Eastmans, Exmouth

Like many British towns, Exmouth once had a branch of butchery firm Eastmans Ltd. The company was formed in 1889, when John Bell & Son Ltd, a firm of Glaswegian origins founded in 1827 with more than 350 shops and stalls around the UK, acquired the cattle and shipping businesses of Timothy C. and Joseph Eastman of New York. This was a classical example of vertical expansion: production, transport and retail came to be controlled by a single company. Although it took the name of Eastmans Ltd, there was no Eastman on the board. By 1900 there were more than 400 Eastmans butcher shops and by 1912 the number had increased to more than 1,400, making the company second only to James Nelson & Sons Ltd, who controlled more than 1,500 outlets. During the 1890s Eastmans sold essentially US meat but in 1900 it sold its interests in the US and started importing meat from Argentina, Uruguay, Australia and New Zealand among others.
During the First World War many shops -up to 500- had to close because of the call up of staff and shortages of meat. Eastmans's case was not unique and the situation of multiple shop firms deteriorated to the extent that by the late 1910s-early 1920s their future was uncertain. This led to a wave of amalgations. In 1923 the Union Cold Storage Company Ltd bought Eastmans Ltd as well as its competitors the British and Argentine Meat Company Ltd, W. &. R. Fletcher Ltd and the Argenta Meat Company Ltd. The Union Cold Storage Company Ltd had been founded in the 1890s in Liverpool by the controversial Vestey brothers, William and Edmund. The names of the different shops, including Eastmans, were kept but in the 1960, in order to establish a strong national brand, most were renamed J.H. Dewhurst, after a small chain of butcher shops the Vesteys had acquired in the early 1920s. The initials were later dropped and in 1980 the shops started trading as Dewhurst the Master Butcher. However competition from supermarkets and the recession of the early 1990s led to a dramatic decline in the number of shops (from 1,700 in 1977 to 300 in the mid-1990s) and in the profitability of many outlets. In 1996 after incurring losses of £33 millions in six months, the company at the core of the Vestey empire Union International was placed into administrative receivership. The Dewhurst shops survived for another 10 years but eventually closed down in 2006.

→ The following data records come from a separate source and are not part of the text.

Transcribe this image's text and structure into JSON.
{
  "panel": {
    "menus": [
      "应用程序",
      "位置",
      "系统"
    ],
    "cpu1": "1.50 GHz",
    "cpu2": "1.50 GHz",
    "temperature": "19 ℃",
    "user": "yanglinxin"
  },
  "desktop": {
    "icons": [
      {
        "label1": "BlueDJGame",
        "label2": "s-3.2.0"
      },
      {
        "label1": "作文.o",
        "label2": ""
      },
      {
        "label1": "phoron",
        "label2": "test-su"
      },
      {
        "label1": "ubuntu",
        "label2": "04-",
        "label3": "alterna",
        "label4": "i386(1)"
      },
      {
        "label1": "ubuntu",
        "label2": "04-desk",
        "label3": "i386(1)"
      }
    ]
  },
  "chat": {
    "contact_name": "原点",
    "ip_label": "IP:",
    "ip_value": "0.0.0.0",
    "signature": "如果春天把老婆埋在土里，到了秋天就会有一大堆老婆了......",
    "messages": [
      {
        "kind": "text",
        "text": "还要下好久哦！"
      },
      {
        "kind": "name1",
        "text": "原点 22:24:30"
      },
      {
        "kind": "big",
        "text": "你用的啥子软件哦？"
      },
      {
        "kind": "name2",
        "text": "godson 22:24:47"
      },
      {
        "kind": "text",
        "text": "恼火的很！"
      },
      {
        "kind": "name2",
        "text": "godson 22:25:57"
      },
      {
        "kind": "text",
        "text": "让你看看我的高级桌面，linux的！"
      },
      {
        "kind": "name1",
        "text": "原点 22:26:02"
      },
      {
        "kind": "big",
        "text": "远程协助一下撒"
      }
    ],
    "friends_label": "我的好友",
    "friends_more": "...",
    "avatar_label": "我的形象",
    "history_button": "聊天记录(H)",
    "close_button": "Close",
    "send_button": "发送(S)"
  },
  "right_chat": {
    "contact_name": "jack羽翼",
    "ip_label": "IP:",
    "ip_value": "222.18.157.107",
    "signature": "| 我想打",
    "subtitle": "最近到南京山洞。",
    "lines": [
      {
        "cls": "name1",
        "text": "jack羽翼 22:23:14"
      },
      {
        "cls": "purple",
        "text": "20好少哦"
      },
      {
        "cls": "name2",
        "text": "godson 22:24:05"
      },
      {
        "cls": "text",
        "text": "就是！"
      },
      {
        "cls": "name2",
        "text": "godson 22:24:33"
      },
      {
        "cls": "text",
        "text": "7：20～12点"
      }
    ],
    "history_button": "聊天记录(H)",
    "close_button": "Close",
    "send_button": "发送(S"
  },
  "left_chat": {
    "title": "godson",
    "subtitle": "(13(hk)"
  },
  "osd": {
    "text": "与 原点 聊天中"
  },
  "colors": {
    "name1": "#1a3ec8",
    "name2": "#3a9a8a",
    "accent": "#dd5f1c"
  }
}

Location: Exeter Road, Exmouth, Devon / Picture taken in April 2012


finney said...

Good post on Eastmans Exmouth,
I never worked there but i did at Lyme,Axminster,Chard,Honiton etc in the 60,s
Look at my pics on Flickr & comment.

Sebastien Ardouin said...

Thanks Finney. Do you have any specific address for your photo set on Flickr? I couldn't find it. Maybe it's me not knowing how to search properly.

finney said...

Go to Flickr & type in varney2008 & it should come up, Or Dewhurst butchers, Good site of yours ,You must come to Taunton there are some Ghosters on East reach,IE Council house & corn merchant

Grampa J said...

My grandfather, James McSkimming, worked as an apprentice at Eastman's in, I believe, Edinburgh, for an undetermined length of time. I don't know his age during this time, but believe it would have been about his mid-teens. The year (I'm guessing) would be around 1890 or so. I have a photo of him in front of Eastman's that looks like one I found online on High Street. Any ideas on how I might confirm if this is the one he worked at?
Thanks, Jim

finney said...

You may be right Grandpa J, sounds a bit early as Eastmans Ltd was a year old in 1890,
I may be able to find out more if more details to hand,
And the photo would be good to see,
finnimore2@gmail.com i hope thats allowed Seb